“It is intentional that we are adding a variety of styles to worship,” Barnes said. The other benefit that daily worship has provided is more space for diversity in music at chapel. Whether students want music of other cultures, gospel choir or traditional hymns, Barnes has successfully created more opportunity for variety in the worship that we hear in chapel.
With recent changes to chapel format this year, reactions have been mixed. For some, the changes were agreeable, but for others, not so much. A petition was created by students voicing complaints and calling for a restructure of the format of chapel “in a way that is fair to all students.” It was signed by more than 500 people. Many frustrated, unkind comments were made about Barnes during this time.
However, Barnes took it with grace, saying, “Students have the right to make their voices known. It didn’t bother me when they said they didn’t like chapel, it bothered me when it became about me.” In response to the petition, she simply addressed it at the end of a chapel one day, expressing to students, “You have a right to sign a petition. That’s your choice, that’s your right. What bothers me is the separation of relationship, because now there’s division and I’m the enemy. I’m not mad at you. I’m gonna love you anyway.”

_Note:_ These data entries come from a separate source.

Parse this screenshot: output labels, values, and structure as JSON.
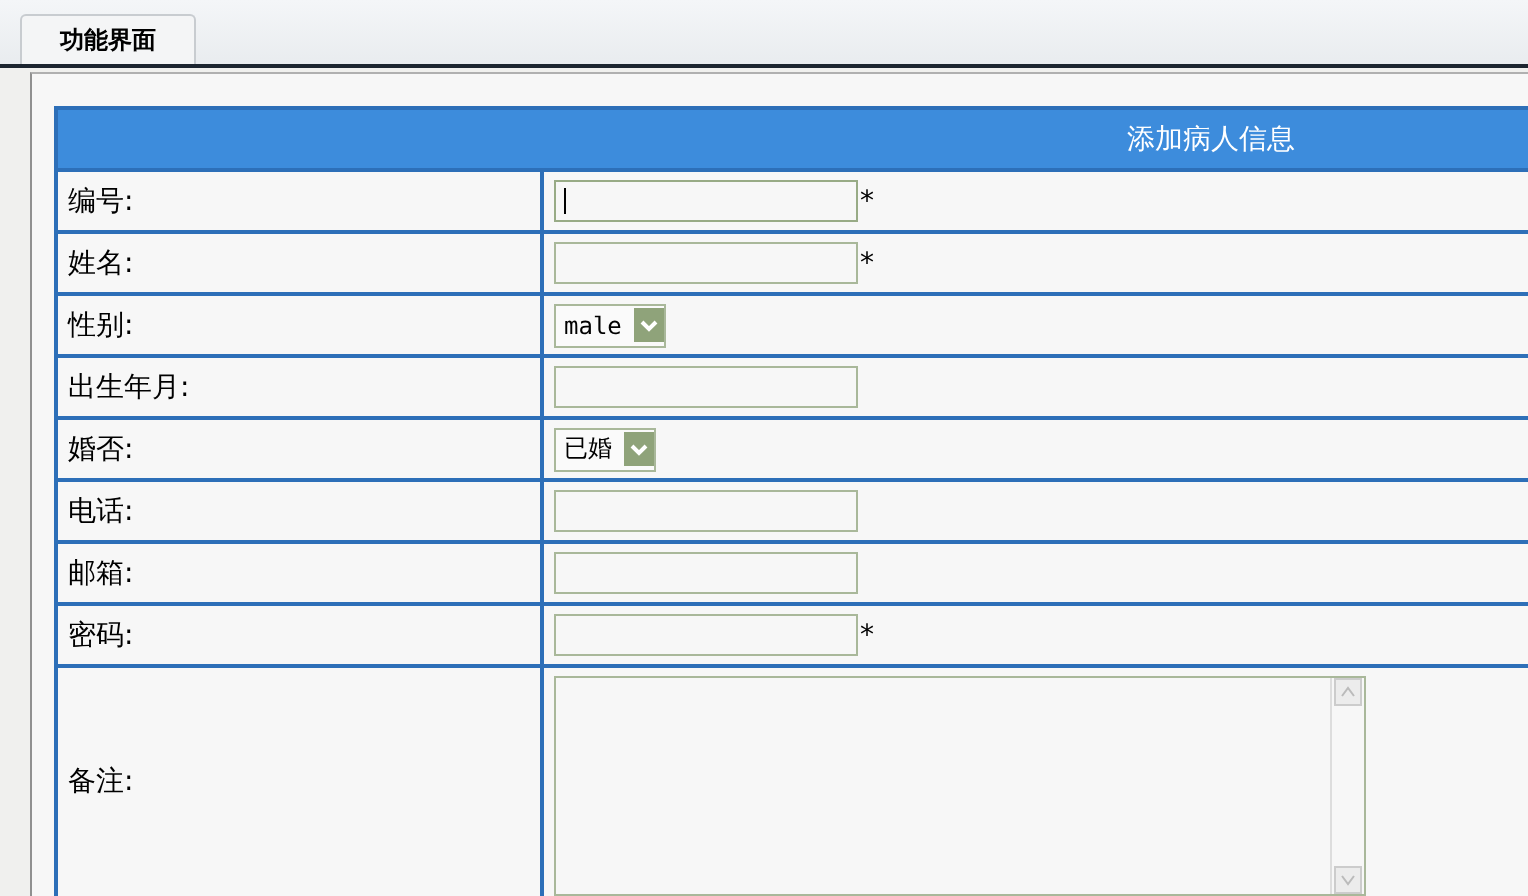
{
  "tabs": [
    {
      "label": "功能界面",
      "selected": true
    }
  ],
  "form": {
    "title": "添加病人信息",
    "rows": [
      {
        "label": "编号:",
        "kind": "text",
        "focused": true,
        "mark": "*"
      },
      {
        "label": "姓名:",
        "kind": "text",
        "focused": false,
        "mark": "*"
      },
      {
        "label": "性别:",
        "kind": "select",
        "value": "male"
      },
      {
        "label": "出生年月:",
        "kind": "text",
        "focused": false
      },
      {
        "label": "婚否:",
        "kind": "select",
        "value": "已婚"
      },
      {
        "label": "电话:",
        "kind": "text",
        "focused": false
      },
      {
        "label": "邮箱:",
        "kind": "text",
        "focused": false
      },
      {
        "label": "密码:",
        "kind": "text",
        "focused": false,
        "mark": "*"
      },
      {
        "label": "备注:",
        "kind": "textarea"
      }
    ]
  }
}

Barnes met with the three students most involved in starting the petition and said that it was cordial. When it comes to change at Northwestern, she advises students to engage in active feedback. “If you want to seek change, a survey is more effective than a petition because actual data is received,” Barnes said. She understands that people will always have different opinions about chapel, but she values new ideas and always makes it a priority to meet with students. “I don’t ever want students to feel like they can’t disagree; it shouldn’t be us against them. Conflicts are inevitable but division is a choice.”